I was educated in Ethiopia and studied public health. I heard about this program from staff members in our department. It is a novel, interesting field of study, which I hope will respond to the current need for experts in this field. Ultimately, I hope to gain a comprehensive understanding of infectious disease, which I can apply to a job in a public health organization.
I was born and raised in western Uganda, the “land of honey and milk.” I joined Makerere University in 2006 to study for a bachelor’s degree in Biomedical Laboratory Technology (BLT). This program stimulated a strong interest in me to further understand the molecular mechanisms that underlie disease. I chose the IDM program because of the public health arm, which will help me understand the trends, culture, and social determinants of disease. This is what makes IDM my ideal program; it combines both public health and biological science aspects of disease control and surveillance.
So far, the IDM program has taught me the importance of involving communities in disease-control programs. In ten years, I want to initiate programs in western Uganda that will improve livelihoods and at the same time control and/or eliminate infectious diseases. One such program is a diagnostic and research laboratory, which is sorely needed in this part of Uganda.
I am originally from Luverne, MN. I went to NDSU for my undergraduate degree in microbiology with an emphasis in pre-medicine. I first heard about the IDM from Dr. Berry, and the thing that inspired me to pursue it was my underlying interest in animal-to-human or zoonotic infectious diseases with respect to their epidemiological importance on a national and global level. My ultimate career goal is to join the Navy Medical Corps after attending medical school. One day, I hope to work for the Center for Disease Control and Prevention’s Epidemic Intelligence Service (EIS).
The IDM program, thus far, has taught me to not only think, “How would I solve this problem in western civilization with limitless access to instruments?”, but also, “How would I solve this problem in a developing country with limited to no access to everyday instruments or medical supplies?”
I come from Uganda where I did my under studies at Makerere University. I pursued a bachelor’s degree in Veterinary Medicine between 2005 and 2010. Last summer, I came to NDSU as an undergraduate research trainee, and that is when I was informed about the IDM program. My undergraduate research training inspired me to pursue graduate studies. My interest is in control and prevention of zoonotic diseases, and when the IDM program started, I felt my prayers had been answered.

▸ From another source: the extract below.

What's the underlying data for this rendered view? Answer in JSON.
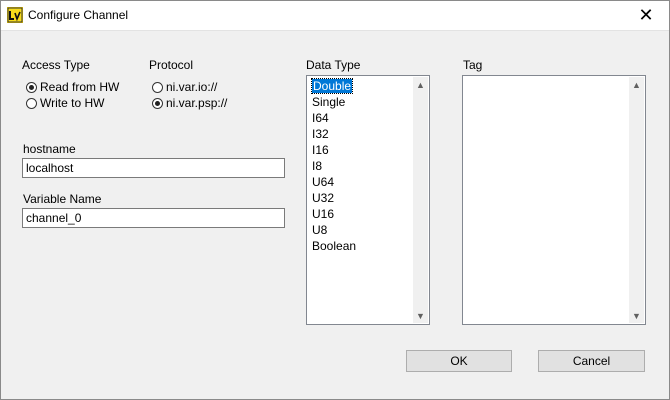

Given that over 60% of human diseases are zoonotic, I know that finishing this program will give me enough knowledge to study and manage some of these deadly pathogens, some of which are trans-boundary.
I am a veterinarian from Uganda, and I was trained at Makerere University. I heard of this program during its inception when Dr. Margaret Khaitsa presented seminars about the IDM at Makerere.
My goal is to become a vet without borders; to become a professional with a holistic approach to disease management. To that end, the IDM program is helping me acquire knowledge in molecular techniques for diagnosing disease, and the international exposure is giving me a greater understanding of the systems approach to solving complex problems that otherwise have proved unsolvable by individual approaches. I value the IDM’s emphasis on practical approaches to managing infectious disease and the multidisciplinary involvement of students in the program as a way of learning based on the “one world, one health, one medicine,” concept.
I am from Uganda, and I hold a bachelor’s degree in veterinary medicine from Makerere University. As a teaching assistant in the department of Veterinary Medicine at Makerere, I always looked out for opportunities for further studies. Therefore, I responded to an email from Dr. Margaret Khaitsa that asked for interested staff to apply for the IDM program.
I value the diversity of the program; being able to bring people of different disciplines together and giving them a chance to choose what they love to pursue in the field of infectious disease management is significant. I expect to learn more modern techniques of disease prevention and diagnostics, and I intend to use these skills to impact people’s lives.
For more info on the IDM program, please explore these links: